“The Horse Does All the Work…”

How often have we heard that one? Even our best friends and family members will tease us with it from time to time. Well, the horse does do a lot of the work, but non-riders underestimate the physical and mental skills demanded of equestrian sport. The effort it takes to ride well is no less than for other extreme sports, and as competitive athletes, we know that fitness matters a great deal.

Equestrians are athletes. The leg strength and aerobic fitness required by the rider to get a horse around a course is similar to the demands of cross country running.

Consider the sheer toughness it takes to compete in equestrian sport:
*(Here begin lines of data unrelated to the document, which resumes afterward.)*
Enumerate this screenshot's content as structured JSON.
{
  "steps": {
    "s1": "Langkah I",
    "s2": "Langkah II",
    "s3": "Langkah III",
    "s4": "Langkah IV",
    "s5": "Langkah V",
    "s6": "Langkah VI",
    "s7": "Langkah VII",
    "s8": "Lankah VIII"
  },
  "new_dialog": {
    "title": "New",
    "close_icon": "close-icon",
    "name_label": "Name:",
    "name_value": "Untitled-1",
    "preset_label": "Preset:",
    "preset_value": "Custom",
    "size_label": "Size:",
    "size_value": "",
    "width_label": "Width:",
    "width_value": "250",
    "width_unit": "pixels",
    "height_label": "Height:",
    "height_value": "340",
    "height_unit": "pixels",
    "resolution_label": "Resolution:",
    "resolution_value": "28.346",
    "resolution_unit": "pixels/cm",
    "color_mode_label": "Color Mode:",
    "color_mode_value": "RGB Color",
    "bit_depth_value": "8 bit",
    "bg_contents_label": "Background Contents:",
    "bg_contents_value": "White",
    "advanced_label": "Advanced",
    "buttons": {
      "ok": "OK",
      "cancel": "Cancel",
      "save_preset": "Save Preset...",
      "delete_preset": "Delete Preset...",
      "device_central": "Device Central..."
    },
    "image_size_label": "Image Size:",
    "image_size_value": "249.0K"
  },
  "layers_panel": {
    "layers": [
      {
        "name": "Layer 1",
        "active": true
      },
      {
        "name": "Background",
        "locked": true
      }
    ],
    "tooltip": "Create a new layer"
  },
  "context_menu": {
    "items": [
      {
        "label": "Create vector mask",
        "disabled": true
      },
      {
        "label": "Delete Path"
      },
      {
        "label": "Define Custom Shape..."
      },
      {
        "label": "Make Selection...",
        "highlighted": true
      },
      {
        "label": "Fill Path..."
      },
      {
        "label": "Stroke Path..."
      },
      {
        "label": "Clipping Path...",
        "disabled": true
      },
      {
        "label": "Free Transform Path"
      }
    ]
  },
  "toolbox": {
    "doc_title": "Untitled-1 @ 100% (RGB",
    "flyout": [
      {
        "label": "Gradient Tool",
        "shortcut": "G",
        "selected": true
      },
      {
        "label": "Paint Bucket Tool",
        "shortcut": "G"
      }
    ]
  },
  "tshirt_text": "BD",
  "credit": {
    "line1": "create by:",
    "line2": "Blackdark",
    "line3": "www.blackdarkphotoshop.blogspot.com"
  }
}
Our “teammate” is a half-ton animal with a mind of its own. We jump obstacles, sometimes our height or greater, frequently coming at them at speed. We cannot speak to our partner; we communicate through our body and our mind. The thin line of trust between us and our horse can be broken in an instant, with potentially disastrous results.

Giving our teammate the correct signals and keeping our posture in the saddle while moving at speed and over jumps is incredibly demanding physically. We train with our partner over days, weeks and years to hone our trust and perfect the smallest technique. If an accident or injury occurs, both ourselves and our horse can develop incapacitating fears that must be overcome through training and mental toughness. Building (or rebuilding) mutual trust for riding requires extraordinary commitment for both rider and horse.
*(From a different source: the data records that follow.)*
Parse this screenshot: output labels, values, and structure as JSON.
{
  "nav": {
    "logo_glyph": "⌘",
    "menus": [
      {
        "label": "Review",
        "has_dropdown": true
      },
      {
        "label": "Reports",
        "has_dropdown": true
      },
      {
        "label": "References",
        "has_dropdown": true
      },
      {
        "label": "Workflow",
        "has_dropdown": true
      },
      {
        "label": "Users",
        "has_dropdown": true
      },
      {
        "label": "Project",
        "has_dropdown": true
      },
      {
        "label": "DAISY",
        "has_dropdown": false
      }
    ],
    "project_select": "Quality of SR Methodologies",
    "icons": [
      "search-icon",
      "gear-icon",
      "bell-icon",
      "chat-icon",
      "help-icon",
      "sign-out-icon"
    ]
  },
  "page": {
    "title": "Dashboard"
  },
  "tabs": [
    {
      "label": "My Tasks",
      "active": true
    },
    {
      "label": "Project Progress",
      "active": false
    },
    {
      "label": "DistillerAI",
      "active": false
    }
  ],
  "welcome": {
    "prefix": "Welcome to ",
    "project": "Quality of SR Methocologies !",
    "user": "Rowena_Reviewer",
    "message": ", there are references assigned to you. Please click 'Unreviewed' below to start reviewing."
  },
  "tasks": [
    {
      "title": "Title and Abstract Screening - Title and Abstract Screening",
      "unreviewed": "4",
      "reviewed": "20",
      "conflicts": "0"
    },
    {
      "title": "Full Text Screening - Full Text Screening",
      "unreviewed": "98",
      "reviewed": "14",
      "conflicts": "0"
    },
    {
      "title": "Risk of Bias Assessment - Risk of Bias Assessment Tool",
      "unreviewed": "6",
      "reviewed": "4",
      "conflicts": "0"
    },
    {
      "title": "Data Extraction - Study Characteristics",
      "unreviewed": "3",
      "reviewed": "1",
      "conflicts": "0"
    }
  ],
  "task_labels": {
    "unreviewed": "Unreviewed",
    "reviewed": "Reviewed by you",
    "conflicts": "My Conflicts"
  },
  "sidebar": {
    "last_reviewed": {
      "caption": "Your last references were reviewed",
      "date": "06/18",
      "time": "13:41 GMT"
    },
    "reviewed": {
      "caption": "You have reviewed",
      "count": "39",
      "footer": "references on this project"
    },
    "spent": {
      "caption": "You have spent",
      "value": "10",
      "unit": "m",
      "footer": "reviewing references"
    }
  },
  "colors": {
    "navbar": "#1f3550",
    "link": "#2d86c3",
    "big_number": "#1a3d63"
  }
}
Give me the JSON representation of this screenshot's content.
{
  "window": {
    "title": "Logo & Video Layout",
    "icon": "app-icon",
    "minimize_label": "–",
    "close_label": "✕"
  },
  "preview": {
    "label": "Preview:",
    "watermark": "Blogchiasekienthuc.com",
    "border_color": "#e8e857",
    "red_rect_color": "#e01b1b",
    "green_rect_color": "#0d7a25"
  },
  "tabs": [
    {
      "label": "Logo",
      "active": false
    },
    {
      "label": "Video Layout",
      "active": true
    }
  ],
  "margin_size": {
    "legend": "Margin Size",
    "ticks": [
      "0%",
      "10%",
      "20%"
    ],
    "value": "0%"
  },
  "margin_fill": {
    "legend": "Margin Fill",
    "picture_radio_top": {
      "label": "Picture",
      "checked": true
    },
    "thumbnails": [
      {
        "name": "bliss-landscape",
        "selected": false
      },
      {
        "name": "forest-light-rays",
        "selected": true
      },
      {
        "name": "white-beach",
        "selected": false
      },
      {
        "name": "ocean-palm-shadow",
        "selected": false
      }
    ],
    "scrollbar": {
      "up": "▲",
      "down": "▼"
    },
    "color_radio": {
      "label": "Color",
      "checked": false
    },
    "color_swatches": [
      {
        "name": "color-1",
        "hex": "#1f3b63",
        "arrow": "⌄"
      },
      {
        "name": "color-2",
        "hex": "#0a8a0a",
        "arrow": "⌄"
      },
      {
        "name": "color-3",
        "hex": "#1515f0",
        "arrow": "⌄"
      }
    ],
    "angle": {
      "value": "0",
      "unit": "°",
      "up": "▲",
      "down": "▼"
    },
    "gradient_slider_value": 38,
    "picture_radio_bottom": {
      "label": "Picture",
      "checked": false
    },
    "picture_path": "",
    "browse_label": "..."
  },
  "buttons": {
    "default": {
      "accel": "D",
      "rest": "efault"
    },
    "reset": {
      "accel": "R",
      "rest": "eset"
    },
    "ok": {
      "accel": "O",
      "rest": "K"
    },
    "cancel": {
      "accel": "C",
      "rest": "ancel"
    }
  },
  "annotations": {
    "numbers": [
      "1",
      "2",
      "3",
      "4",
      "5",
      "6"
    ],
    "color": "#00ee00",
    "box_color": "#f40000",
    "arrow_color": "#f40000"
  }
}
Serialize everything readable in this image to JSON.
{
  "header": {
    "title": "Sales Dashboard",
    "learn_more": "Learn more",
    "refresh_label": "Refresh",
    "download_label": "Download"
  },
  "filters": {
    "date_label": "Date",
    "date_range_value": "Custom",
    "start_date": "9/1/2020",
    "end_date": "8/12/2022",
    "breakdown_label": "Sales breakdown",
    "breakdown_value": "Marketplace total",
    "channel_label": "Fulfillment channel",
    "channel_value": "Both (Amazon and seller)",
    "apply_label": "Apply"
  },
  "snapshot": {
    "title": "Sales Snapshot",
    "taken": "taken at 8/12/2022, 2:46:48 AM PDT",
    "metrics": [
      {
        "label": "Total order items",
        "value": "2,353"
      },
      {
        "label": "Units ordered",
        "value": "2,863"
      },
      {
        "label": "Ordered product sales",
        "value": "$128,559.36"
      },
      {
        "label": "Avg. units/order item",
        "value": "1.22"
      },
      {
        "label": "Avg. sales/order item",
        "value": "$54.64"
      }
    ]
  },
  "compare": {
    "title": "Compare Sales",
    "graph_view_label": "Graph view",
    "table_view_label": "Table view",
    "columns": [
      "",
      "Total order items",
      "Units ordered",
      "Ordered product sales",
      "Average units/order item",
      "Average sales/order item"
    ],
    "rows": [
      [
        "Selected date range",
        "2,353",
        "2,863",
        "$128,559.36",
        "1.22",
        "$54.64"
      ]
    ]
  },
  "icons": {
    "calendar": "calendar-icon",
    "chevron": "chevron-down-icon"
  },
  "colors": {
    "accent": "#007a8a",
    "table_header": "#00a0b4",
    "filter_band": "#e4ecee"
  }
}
For the competitive equestrian, fitness is not merely a desire, it’s a necessity.

Equestrians are athletes. The leg strength and aerobic fitness required by the rider to get a horse around a course well is similar to the demands of cross country running. If you’ve never viewed yourself as an athlete, consider the core strength needed to correctly enter, maintain, and exit the two-point position when jumping your horse.

Of course, most of us do not compete at the Grand Prix or Olympic levels. But good fitness is no less important. In horse sports, we are fortunate that we can start riding at almost any level of fitness. The basics of sitting on and enjoying the experience can be had without having to take to the gym. But, as with most things, there comes a point where “just” riding is no longer enough. To continue to improve, our fitness outside of the arena must be a priority.

Beautiful woman in fitness attire performing bicep curls

Cross training balances strength, cardio, and flexibility. Image by Bruce Mars via pexels.com

If you wish to become more fit and improve your riding, what kind of approach is best? The answer is the one that you will actually do, of course! While anything you enjoy doing can help, cross training is generally considered the easiest way to strengthen riding muscles while increasing endurance in the saddle. A good cross training program balances strength, cardio, and flexibility for all around fitness. Becoming more fit also brings benefits such as being more mindful about diet. (Even if that does go out the window at the horse show!)

So, if you have yet to make the commitment to yourself — and to your horse — to become more fit, saddle up! Speak to your doctor or health professional before beginning a serious exercise program, but if you’ve got the green light, go for it. You will look and feel great, your riding will improve, and the next time you hear that comment you’ll have even more reason to smile and say, “Oh, really?”

Editor’s note: this article was prepared with contributions from the following professionals:

  • Jason Oliver, health & fitness consultant
  • Kevin Yruretagoyena, USEF licensed jumper judge
  • Katherine Wade-Easley, professional rider & trainer